MSCI’s broadest index of Asia-Pacific shares outside Japan rose 0.25 percent while Japan’s Nikkei gained 0.3 percent.
On Wall Street, the S&P 500 gained 1.09 percent while the Nasdaq Composite rallied 1.42 percent, with the Philadelphia SE Semiconductor Index soaring 3.5 percent.
Apple Inc led the tech sector’s advance, rising 3.7 percent, ahead of the company’s expected streaming service debut next week.
Thursday’s U.S. economic data was upbeat as initial claims for jobless benefits fell more than expected and mid-Atlantic factory activity rebounded sharply.
The figures mollified worries about the U.S. economic outlook after the Fed on Wednesday surprised investors by adopting a sharp dovish stance, anticipating no further interest rate hikes this year and ending its balance sheet rolloffs.
The dollar also jumped back, with its index against a basket of six major currencies rising to 96.316 from Wednesday’s 1-1/2-month low of 95.735.
The euro traded at $1.1377, off Wednesday’s 1-1/2-month high of $1.14485.
The dollar stood at 110.77 yen, having hit a five-week low of 110.30 on Thursday.
The benchmark U.S. 10-year notes yield slipped to as low as 2.500 percent on Thursday, its lowest since early January last year.
The five-year yield dropped to 2.34 percent, below the current Fed funds rate around 2.40 percent, as fed funds futures price in about 50 percent chances of a rate cut this year.

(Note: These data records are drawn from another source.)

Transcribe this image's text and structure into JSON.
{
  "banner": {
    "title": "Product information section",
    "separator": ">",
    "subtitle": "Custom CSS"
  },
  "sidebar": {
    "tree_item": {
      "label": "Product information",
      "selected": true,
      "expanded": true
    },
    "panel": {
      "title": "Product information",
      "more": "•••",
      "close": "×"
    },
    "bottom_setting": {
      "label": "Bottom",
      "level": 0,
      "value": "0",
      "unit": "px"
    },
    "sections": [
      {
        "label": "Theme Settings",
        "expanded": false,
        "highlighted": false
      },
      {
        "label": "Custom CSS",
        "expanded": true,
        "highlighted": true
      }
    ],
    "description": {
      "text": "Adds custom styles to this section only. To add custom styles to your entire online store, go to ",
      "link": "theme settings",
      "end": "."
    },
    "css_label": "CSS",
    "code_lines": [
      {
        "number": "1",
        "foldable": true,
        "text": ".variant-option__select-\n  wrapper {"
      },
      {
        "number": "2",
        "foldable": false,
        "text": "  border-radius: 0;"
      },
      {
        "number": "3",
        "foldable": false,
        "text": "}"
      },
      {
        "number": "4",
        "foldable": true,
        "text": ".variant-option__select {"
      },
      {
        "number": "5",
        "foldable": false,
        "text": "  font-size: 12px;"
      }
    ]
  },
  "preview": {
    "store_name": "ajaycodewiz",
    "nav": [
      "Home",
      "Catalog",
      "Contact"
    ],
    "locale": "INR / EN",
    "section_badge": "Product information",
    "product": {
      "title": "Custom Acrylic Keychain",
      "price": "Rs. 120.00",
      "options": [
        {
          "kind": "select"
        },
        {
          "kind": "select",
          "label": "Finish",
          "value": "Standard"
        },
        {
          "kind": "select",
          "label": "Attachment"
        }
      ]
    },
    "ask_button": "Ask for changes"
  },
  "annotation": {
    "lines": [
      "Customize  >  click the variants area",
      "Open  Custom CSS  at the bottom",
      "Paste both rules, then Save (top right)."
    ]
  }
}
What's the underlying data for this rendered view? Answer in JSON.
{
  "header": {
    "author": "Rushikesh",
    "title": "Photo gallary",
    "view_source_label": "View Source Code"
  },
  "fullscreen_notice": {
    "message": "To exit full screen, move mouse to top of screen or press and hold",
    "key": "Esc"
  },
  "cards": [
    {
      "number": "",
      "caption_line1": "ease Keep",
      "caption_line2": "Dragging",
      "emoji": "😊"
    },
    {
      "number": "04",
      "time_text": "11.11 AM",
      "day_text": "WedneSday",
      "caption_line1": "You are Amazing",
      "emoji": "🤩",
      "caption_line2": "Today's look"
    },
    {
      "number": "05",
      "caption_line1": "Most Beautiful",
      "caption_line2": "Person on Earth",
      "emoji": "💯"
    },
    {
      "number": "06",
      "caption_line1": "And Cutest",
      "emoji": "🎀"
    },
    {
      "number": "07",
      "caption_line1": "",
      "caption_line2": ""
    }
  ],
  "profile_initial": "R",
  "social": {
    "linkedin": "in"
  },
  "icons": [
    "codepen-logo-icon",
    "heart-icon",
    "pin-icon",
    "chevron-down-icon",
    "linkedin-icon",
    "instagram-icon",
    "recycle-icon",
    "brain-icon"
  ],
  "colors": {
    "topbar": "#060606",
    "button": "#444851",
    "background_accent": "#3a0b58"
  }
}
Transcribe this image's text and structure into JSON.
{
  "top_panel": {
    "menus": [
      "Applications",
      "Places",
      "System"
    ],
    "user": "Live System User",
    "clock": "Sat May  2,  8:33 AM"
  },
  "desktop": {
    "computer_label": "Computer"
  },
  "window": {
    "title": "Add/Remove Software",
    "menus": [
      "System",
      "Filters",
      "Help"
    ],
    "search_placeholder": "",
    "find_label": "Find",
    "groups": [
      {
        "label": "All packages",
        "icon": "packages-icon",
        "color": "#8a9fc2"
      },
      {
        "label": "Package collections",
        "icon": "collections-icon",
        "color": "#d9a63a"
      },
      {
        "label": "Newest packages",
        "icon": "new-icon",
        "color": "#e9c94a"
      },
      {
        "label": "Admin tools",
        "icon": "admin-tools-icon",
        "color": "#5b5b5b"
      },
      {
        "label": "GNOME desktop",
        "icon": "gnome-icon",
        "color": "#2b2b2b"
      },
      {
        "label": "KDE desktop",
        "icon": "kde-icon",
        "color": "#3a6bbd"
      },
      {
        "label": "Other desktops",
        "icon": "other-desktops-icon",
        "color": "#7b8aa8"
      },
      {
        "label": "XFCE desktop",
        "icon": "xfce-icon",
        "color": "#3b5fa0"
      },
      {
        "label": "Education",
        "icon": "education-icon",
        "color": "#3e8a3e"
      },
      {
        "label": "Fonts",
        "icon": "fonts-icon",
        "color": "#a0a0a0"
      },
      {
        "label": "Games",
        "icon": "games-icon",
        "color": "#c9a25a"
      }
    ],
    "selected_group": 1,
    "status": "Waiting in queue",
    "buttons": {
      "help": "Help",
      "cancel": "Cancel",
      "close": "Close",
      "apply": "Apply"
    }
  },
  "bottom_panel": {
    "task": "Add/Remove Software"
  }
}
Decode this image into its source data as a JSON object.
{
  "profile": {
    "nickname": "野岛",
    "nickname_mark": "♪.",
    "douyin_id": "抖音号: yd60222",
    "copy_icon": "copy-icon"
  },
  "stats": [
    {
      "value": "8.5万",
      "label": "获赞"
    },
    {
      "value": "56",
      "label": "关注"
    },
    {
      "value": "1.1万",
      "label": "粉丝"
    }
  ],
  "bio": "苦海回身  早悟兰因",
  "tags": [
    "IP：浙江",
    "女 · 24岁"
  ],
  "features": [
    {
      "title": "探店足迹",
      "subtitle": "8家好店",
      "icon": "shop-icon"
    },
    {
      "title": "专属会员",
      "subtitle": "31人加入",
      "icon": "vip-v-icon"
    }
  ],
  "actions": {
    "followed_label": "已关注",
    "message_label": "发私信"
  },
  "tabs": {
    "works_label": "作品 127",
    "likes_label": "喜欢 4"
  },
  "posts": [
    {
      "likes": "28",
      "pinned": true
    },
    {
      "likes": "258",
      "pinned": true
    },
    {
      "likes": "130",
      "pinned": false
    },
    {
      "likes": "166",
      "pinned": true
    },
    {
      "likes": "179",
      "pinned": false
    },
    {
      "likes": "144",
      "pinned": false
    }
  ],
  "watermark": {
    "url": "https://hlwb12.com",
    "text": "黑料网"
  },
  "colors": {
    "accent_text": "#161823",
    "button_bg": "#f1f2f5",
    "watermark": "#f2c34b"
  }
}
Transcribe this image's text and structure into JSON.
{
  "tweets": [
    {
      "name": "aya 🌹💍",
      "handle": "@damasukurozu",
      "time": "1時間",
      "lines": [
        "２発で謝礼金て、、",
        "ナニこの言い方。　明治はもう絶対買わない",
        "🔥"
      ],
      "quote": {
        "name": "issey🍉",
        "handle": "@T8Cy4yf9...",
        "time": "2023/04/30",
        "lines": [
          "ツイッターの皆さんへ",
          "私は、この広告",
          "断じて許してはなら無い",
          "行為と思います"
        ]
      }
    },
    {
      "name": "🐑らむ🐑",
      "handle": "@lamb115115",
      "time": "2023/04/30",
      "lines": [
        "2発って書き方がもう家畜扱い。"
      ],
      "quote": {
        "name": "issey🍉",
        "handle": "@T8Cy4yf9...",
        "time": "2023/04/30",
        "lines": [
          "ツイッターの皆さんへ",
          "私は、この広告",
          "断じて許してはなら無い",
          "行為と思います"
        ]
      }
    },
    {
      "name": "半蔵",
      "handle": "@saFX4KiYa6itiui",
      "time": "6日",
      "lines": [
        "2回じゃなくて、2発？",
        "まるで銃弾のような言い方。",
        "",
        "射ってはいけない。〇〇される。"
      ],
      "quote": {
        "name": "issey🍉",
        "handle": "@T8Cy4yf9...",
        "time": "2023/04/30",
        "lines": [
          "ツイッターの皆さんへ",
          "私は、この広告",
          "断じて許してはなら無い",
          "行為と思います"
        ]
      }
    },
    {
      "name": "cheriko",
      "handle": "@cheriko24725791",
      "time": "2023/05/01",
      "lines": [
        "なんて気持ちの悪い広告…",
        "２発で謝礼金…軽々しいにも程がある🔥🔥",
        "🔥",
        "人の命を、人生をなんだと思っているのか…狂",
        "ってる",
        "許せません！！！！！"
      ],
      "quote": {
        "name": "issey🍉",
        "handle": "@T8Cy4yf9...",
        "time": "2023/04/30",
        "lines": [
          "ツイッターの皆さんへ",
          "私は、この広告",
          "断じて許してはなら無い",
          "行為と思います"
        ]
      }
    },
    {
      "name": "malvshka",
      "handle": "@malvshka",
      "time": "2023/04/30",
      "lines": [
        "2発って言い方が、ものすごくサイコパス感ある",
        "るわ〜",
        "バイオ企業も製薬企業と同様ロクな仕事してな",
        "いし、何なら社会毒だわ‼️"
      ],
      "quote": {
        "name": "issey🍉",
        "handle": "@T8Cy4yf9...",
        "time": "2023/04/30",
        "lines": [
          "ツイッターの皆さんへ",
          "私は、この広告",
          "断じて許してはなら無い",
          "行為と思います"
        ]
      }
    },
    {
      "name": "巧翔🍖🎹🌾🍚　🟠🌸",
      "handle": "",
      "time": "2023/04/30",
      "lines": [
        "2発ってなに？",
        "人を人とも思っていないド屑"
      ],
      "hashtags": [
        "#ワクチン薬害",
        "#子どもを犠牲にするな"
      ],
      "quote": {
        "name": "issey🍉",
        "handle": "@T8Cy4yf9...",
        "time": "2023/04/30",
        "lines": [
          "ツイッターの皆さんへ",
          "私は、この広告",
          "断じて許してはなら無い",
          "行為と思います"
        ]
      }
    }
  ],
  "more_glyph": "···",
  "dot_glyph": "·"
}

“The main market reaction to the Fed’s announcement was that it has become a consensus that the Fed’s next move is a rate cut,” said Naoya Oshikubo, senior manager at Sumitomo Mitsui Trust Asset.
“As economic data from China and elsewhere has not bottomed out yet, investors will be looking at economic fundamentals for now. If there are improvements, then markets could roll back expectations of a Fed rate cut,” he said.
Another cloud hanging over markets was Britain’s fraught moves to exit from the European Union, as the British pound was bruised anew by rising worries about a no-deal Brexit.
EU leaders said Britain could leave the European Union without a deal on April 12 if lawmakers fail next week to back Prime Minister Theresa May’s agreement with Brussels.
EU leaders gave May an extra two months, until May 22, to leave if she wins next week’s vote in parliament.
The pound traded at $1.3124, having dropped to $1.3004 the previous day. Against the euro, it hit one-month low of 0.8722 to euro on Thursday and last stood at 0.8664.
Oil fell held near 2019 highs, supported by a broad risk-on mood, OPEC production cuts and U.S. sanctions on key producers Iran and Venezuela.
U.S. crude traded flat at $59.98 a barrel.